Soldiers from the New York Army National Guard’s 222nd Chemical Company sharpened their skills and exchanged lessons learned recently during a joint exercise with cops from the New York Police Department’s Chemical, Ordinance, Biological and Radiological Awareness (COBRA) training team.
The day-long exercise on Nov. 19 took place at the police department’s tactical training village on Rodman’s Neck. The 54 acre facility in the Bronx is the New York Police Department’s main tactical training facility. The facility houses a typical city block and an urban landscape used for tactical training exercises as well as a firing range.
Fifty cadets at the New York City Police academy played casualties as the soldiers and the police officers practiced their ability to locate victims of a chemical attack and decontaminate them efficiently.
“The objective was to conduct a joint exercise with civilians, domestic forces and the Army, and work to understand each other’s techniques,” said Capt. Lawanda Billings, commander of the 222nd Chemical Co.
The 222nd is the decontamination component of the Homeland Response Force charged with responding to incidents in the Federal Emergency Management Agencies Region II, which includes New York and New Jersey.
The company trains regularly on that skill with other military units and has worked with first responders in upstate New York and New Jersey, Billings said. This exercise was a chance to work with the New York City police officers who train other cops on how to cope with chemical and biological and hazardous materials incidents.
For Police Officer Samantha Sonnett, a member of the COBRA training unit, being able to see the 222nd in action helped her understand how the Guard’s capabilities can mesh with those of the police department.
“If we have a major event where you have hundreds or thousands of victims, we need to get those people cleaned off and to medical attention as fast as we can. We don’t do anything like that within our department,” Sonnett noted.

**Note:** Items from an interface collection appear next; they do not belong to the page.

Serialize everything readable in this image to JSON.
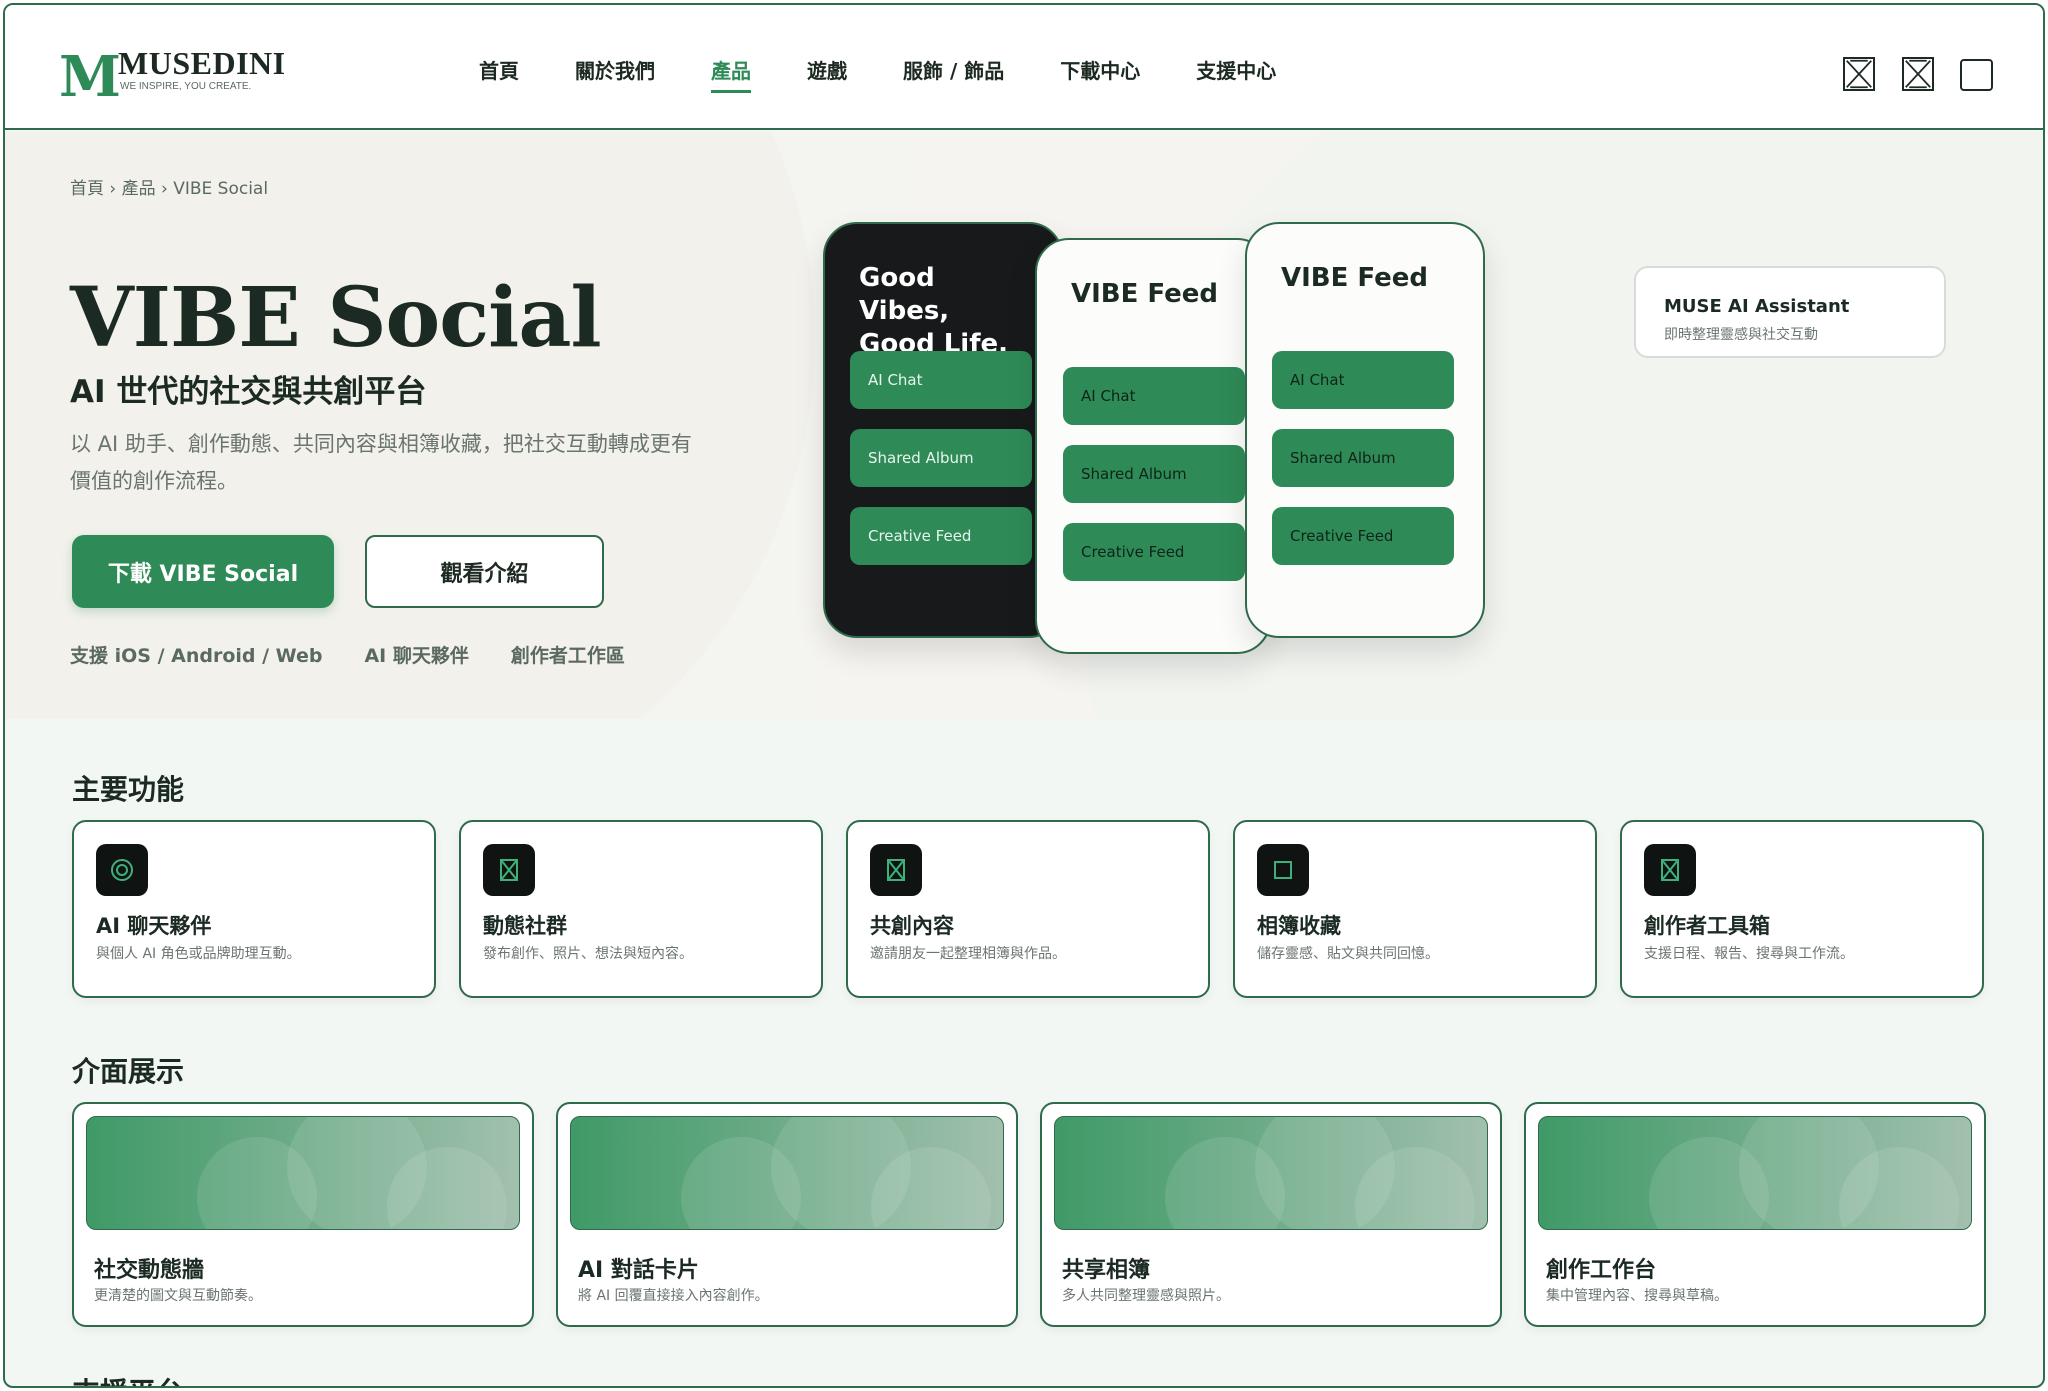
{
  "header": {
    "logo_mark": "M",
    "logo_name": "MUSEDINI",
    "logo_tagline": "WE INSPIRE, YOU CREATE.",
    "nav": [
      "首頁",
      "關於我們",
      "產品",
      "遊戲",
      "服飾 / 飾品",
      "下載中心",
      "支援中心"
    ],
    "active_nav": "產品",
    "icons": [
      "placeholder-icon",
      "placeholder-icon",
      "square-icon"
    ]
  },
  "hero": {
    "breadcrumb": "首頁 › 產品 › VIBE Social",
    "title": "VIBE Social",
    "subtitle": "AI 世代的社交與共創平台",
    "description": "以 AI 助手、創作動態、共同內容與相簿收藏，把社交互動轉成更有價值的創作流程。",
    "primary_button": "下載 VIBE Social",
    "secondary_button": "觀看介紹",
    "tags": [
      "支援 iOS / Android / Web",
      "AI 聊天夥伴",
      "創作者工作區"
    ]
  },
  "phones": {
    "dark": {
      "title": "Good Vibes, Good Life.",
      "buttons": [
        "AI Chat",
        "Shared Album",
        "Creative Feed"
      ]
    },
    "white1": {
      "title": "VIBE Feed",
      "buttons": [
        "AI Chat",
        "Shared Album",
        "Creative Feed"
      ]
    },
    "white2": {
      "title": "VIBE Feed",
      "buttons": [
        "AI Chat",
        "Shared Album",
        "Creative Feed"
      ]
    }
  },
  "assistant": {
    "title": "MUSE AI Assistant",
    "description": "即時整理靈感與社交互動"
  },
  "features": {
    "title": "主要功能",
    "items": [
      {
        "icon": "ring-icon",
        "title": "AI 聊天夥伴",
        "description": "與個人 AI 角色或品牌助理互動。"
      },
      {
        "icon": "placeholder-icon",
        "title": "動態社群",
        "description": "發布創作、照片、想法與短內容。"
      },
      {
        "icon": "placeholder-icon",
        "title": "共創內容",
        "description": "邀請朋友一起整理相簿與作品。"
      },
      {
        "icon": "square-icon",
        "title": "相簿收藏",
        "description": "儲存靈感、貼文與共同回憶。"
      },
      {
        "icon": "placeholder-icon",
        "title": "創作者工具箱",
        "description": "支援日程、報告、搜尋與工作流。"
      }
    ]
  },
  "showcase": {
    "title": "介面展示",
    "items": [
      {
        "title": "社交動態牆",
        "description": "更清楚的圖文與互動節奏。"
      },
      {
        "title": "AI 對話卡片",
        "description": "將 AI 回覆直接接入內容創作。"
      },
      {
        "title": "共享相簿",
        "description": "多人共同整理靈感與照片。"
      },
      {
        "title": "創作工作台",
        "description": "集中管理內容、搜尋與草稿。"
      }
    ]
  },
  "platform_section": {
    "title": "支援平台"
  },
  "colors": {
    "accent": "#2e8b57",
    "border": "#2f6b4b",
    "dark": "#17191b"
  }
}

“One of the things that stood out to [the police team]is how we track and monitor casualties,” Billlings noted. “Whether that’s how many casualties came through, or if we need a refuel in suits or not. On a large scale it was an eye opener on the amount of things we have to track on a company level,” she added.
According to Billings, training with the New York City police officers was a great opportunity for her troops. “This is the first time something like this has been done and something we look forward to building upon it in the future,” she added.
Article adapted from original by Harley Jelis, New York National Guard, edited for context and format by CBRNE Central.